You think?The Bible is not a textbook for life.That's just bibleidoltry.
It does seem to be their mis-interpretation of the Decalogue commonly known as the Ten Commandments.
Well, our icons and statues and paintings aren't idols, because we don't worship them. However, I'll give you a serious answer. A good explanation that I read once went something like this: under the old Law men were not allowed to create images of God specifically because, due to the heavily pagan surroundings, there was a possibility that the Hebrews over time might come to mistake the representation as God. God had not yet revealed himself in any physical form. However, the Divine was eventually revealed in physical form in Jesus.
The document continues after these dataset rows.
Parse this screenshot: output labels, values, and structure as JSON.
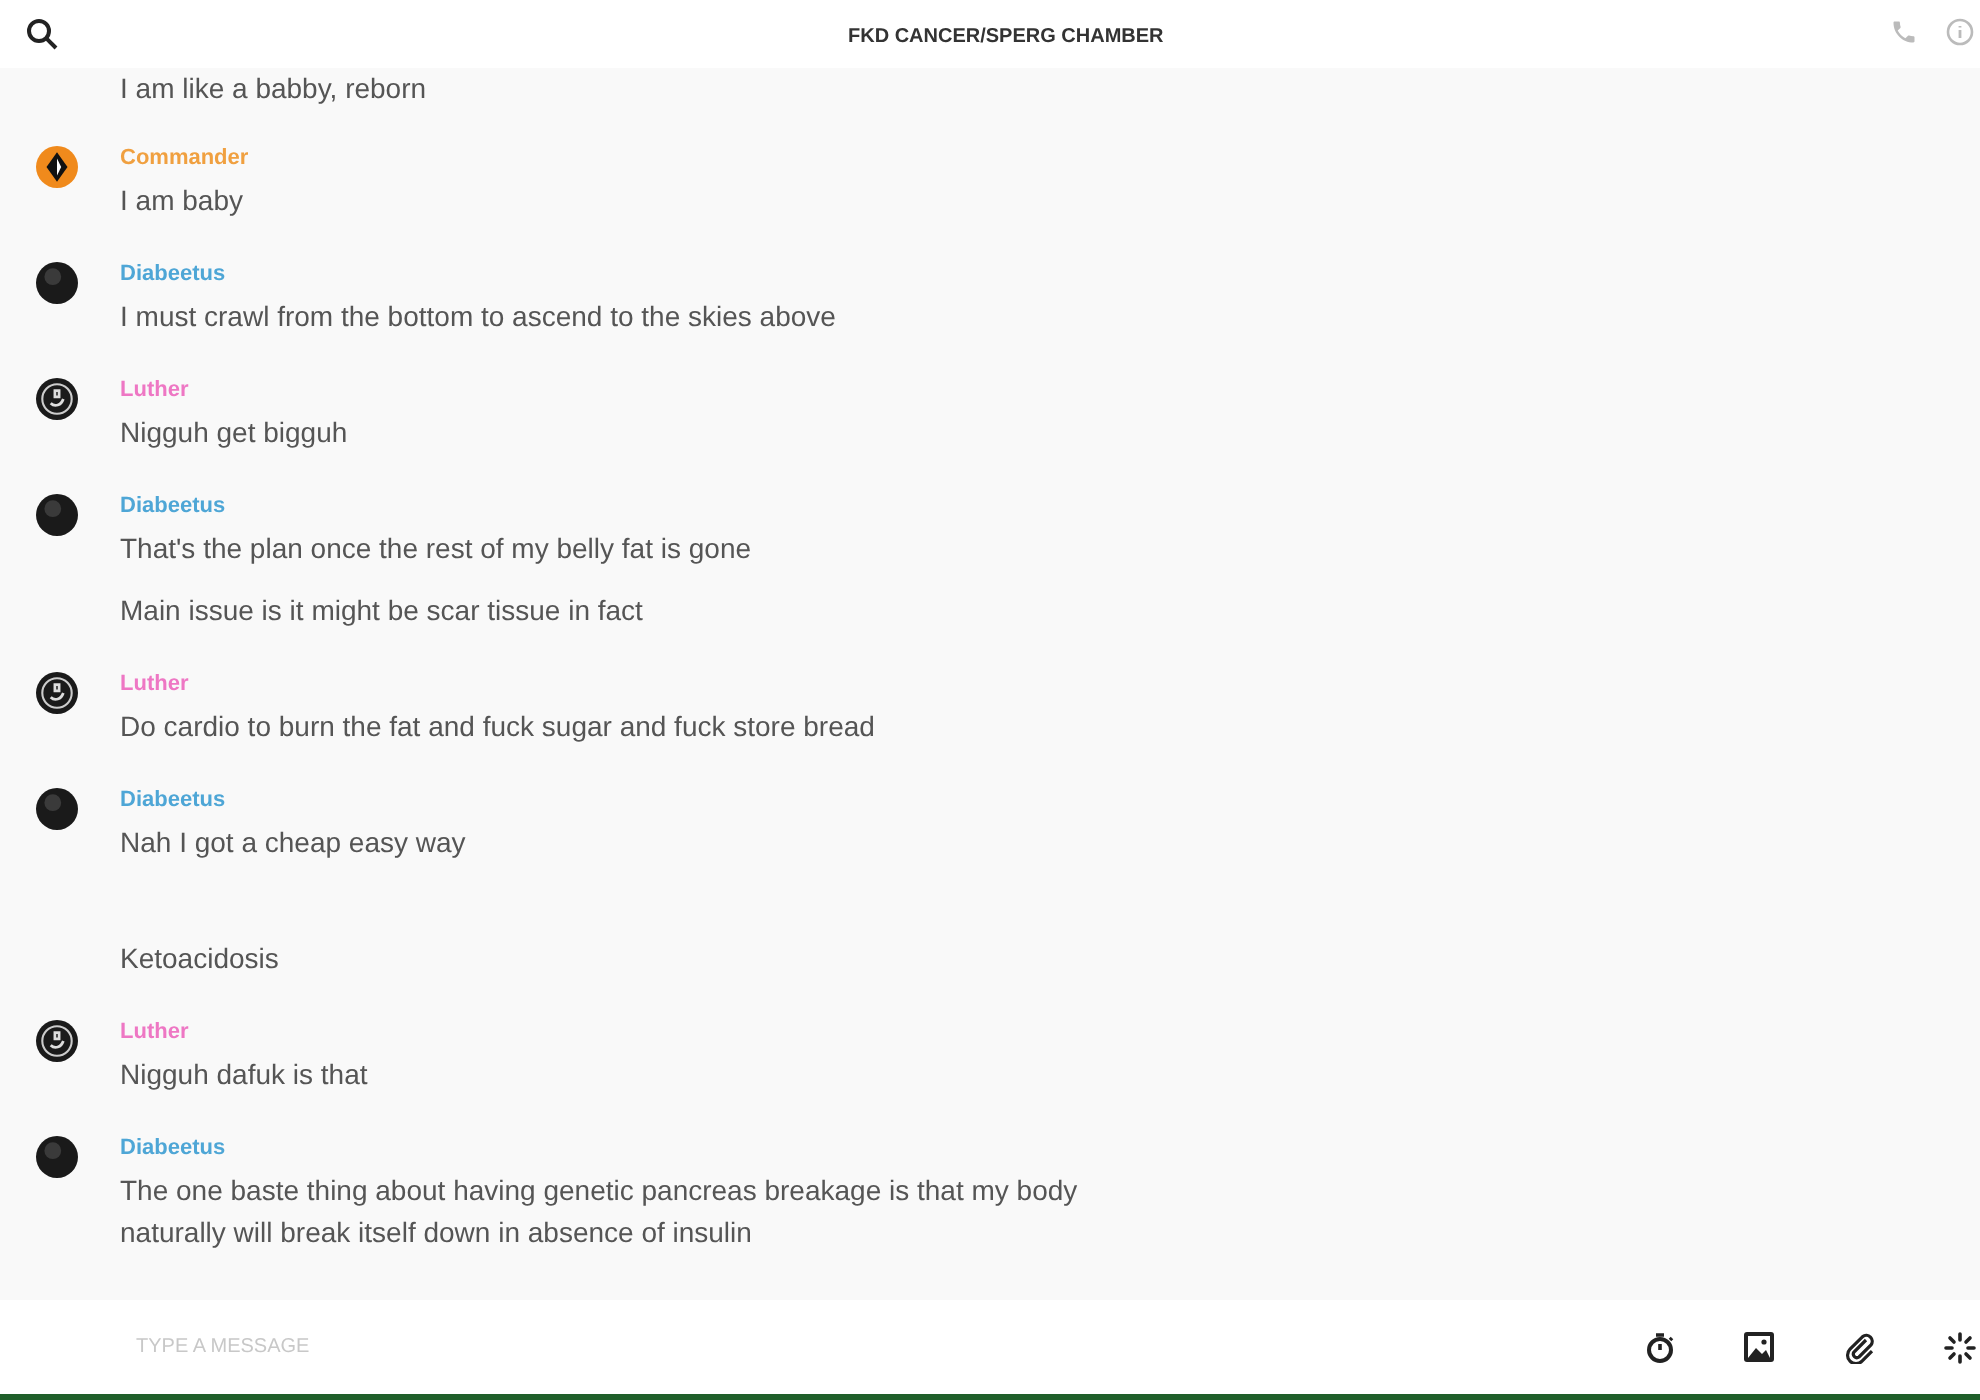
{
  "header": {
    "title": "FKD CANCER/SPERG CHAMBER"
  },
  "partial_message": "I am like a babby, reborn",
  "groups": [
    {
      "author": "Commander",
      "color": "#f0a040",
      "kind": "diamond",
      "messages": [
        "I am baby"
      ]
    },
    {
      "author": "Diabeetus",
      "color": "#4ea6d6",
      "kind": "dark",
      "messages": [
        "I must crawl from the bottom to ascend to the skies above"
      ]
    },
    {
      "author": "Luther",
      "color": "#ee77c4",
      "kind": "emblem",
      "messages": [
        "Nigguh get bigguh"
      ]
    },
    {
      "author": "Diabeetus",
      "color": "#4ea6d6",
      "kind": "dark",
      "messages": [
        "That's the plan once the rest of my belly fat is gone",
        "Main issue is it might be scar tissue in fact"
      ]
    },
    {
      "author": "Luther",
      "color": "#ee77c4",
      "kind": "emblem",
      "messages": [
        "Do cardio to burn the fat and fuck sugar and fuck store bread"
      ]
    },
    {
      "author": "Diabeetus",
      "color": "#4ea6d6",
      "kind": "dark",
      "messages": [
        "Nah I got a cheap easy way"
      ]
    },
    {
      "messages": [
        "Ketoacidosis"
      ]
    },
    {
      "author": "Luther",
      "color": "#ee77c4",
      "kind": "emblem",
      "messages": [
        "Nigguh dafuk is that"
      ]
    },
    {
      "author": "Diabeetus",
      "color": "#4ea6d6",
      "kind": "dark",
      "messages": [
        "The one baste thing about having genetic pancreas breakage is that my body naturally will break itself down in absence of insulin"
      ]
    }
  ],
  "composer": {
    "placeholder": "TYPE A MESSAGE"
  }
}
Because of this, it is now acceptable to portray God and others (angels, saints, etc.).
Of course, it's important to remember that even in the Old Testament some "graven images" were acceptable if they were used in a religious context. These images included the cherubim on the Ark and the bronze snake that Moses used to cure the Israelites of plague. Of course, worship of these images was and is unacceptable.
The Roman Catholic and particularly the Orthodox Churches cite St. John of Damascus' work "On the Divine Image" to defend the use of icons. He wrote in direct response to the iconoclastic controversy that began in the eighth century by the Byzantine emperor Leo III and continued by his successor Constantine V. St. John maintains that depicting the invisible God is indeed wrong, but he argues that the incarnation, where "the Word became flesh" (John 1:14), indicates that the invisible God became visible, and as a result it is permissible to depict Jesus Christ. He argues, "When He who is bodiless and without form... existing in the form of God, empties Himself and takes the form of a servant in substance and in stature and is found in a body of flesh, then you draw His image..." He also observes that in the Old Testament, images and statues were not absolutely condemned in themselves: examples include the graven images of cherubim over the Ark of the Covenant (Exodus 25:18-22) which God instructed Moses to make, the embroidered figures of cherubim angels which God told Moses to make on the curtain which separated the Holy of Holies in the Tabernacle tent (Exodus 26:31), or the bronze serpent mentioned in the book of Numbers. He also defends external acts of honour towards icons, arguing that there are "different kinds of worship" and that the honour shown to icons differs entirely from the adoration of God. He continues by citing Old Testament examples of forms of "honour": "Jacob bowed to the ground before Esau, his brother, and also before the tip of his son Joseph's staff (Genesis 33:3). He bowed down, but did not adore. Joshua, the Son of Nun, and Daniel bowed in veneration before an angel of God (Joshua 5:14) but they did not adore him. For adoration is one thing, and that which is offered in order to honour something of great excellence is another". He cites St. Basil who asserts, "the honour given to the image is transferred to its prototype". St. John argues therefore that venerating an image of Christ does not terminate at the image itself - the material of the image is not the object of worship - rather it goes beyond the image, to the prototype.
The offering of veneration in the form of latreía (the veneration due God) is doctrinally forbidden by the Orthodox Church; however veneration of religious pictures or Icons in the form of douleía is not only allowed but obligatory. Some outside observers find it difficult to distinguish these two levels of veneration in practice, but the distinction is maintained and taught by believers in many of the hymns and prayers that are sung and prayed throughout the liturgical year.
Veneration of icons through latreía was codified in the Seventh Ecumenical Council during the Byzantine Iconoclast controversy, in which St. John of Damascus was pivotal. Icon veneration is also practiced in the Catholic Church, which accepts the declarations of the Seventh Ecumenical Council, but it is practiced to a lesser extent, since Latin-rite Catholics today do not usually prostrate and kiss icons, and the Second Vatican Council enjoined moderation in the use of images. Eastern-rite Catholics still use icons in their Divine Liturgy, however.
And may I also add, in most protestant churches there is an image of a cross. They honor the cross and sing about it. They are told to come to the foot of the cross. No one thinks that someone praying in front of a cross is worshiping the cross as a god.
For a long time, most people were illiterate. Images, wether statues or stain glass windows or paintings depicting Christ, His life, His teachings and other important Biblical figures, were used to catechise people and remind them of the glory of Christ. Nowadays there are movies, books, posters, cartoons, CDs, bumper stickers, t-shirts and pictures used at Sunday school classes.
Cities are full of works of art and similarly in our homes we see art. Perhaps there are photos (not around in Christ’s time) hanging on the wall or statues or gnomes in the garden etc.
They make our house look nice; and statues etc make a church, the house of God, look nice too.
The most obvious example of an image would be a nativity set at Christmastime or the fish symbol used by early Christians. In our personal lives it would be photographs, reminding us of a summers at the beach and loved ones past. Photos in history books too. There are statues of Presidents in Washington and portraits of Kings and Queens in London.
God forbids the worship of images as God, in lieu of the 10 commandments. He does not however ban the making of images, as long as they are not worshipped.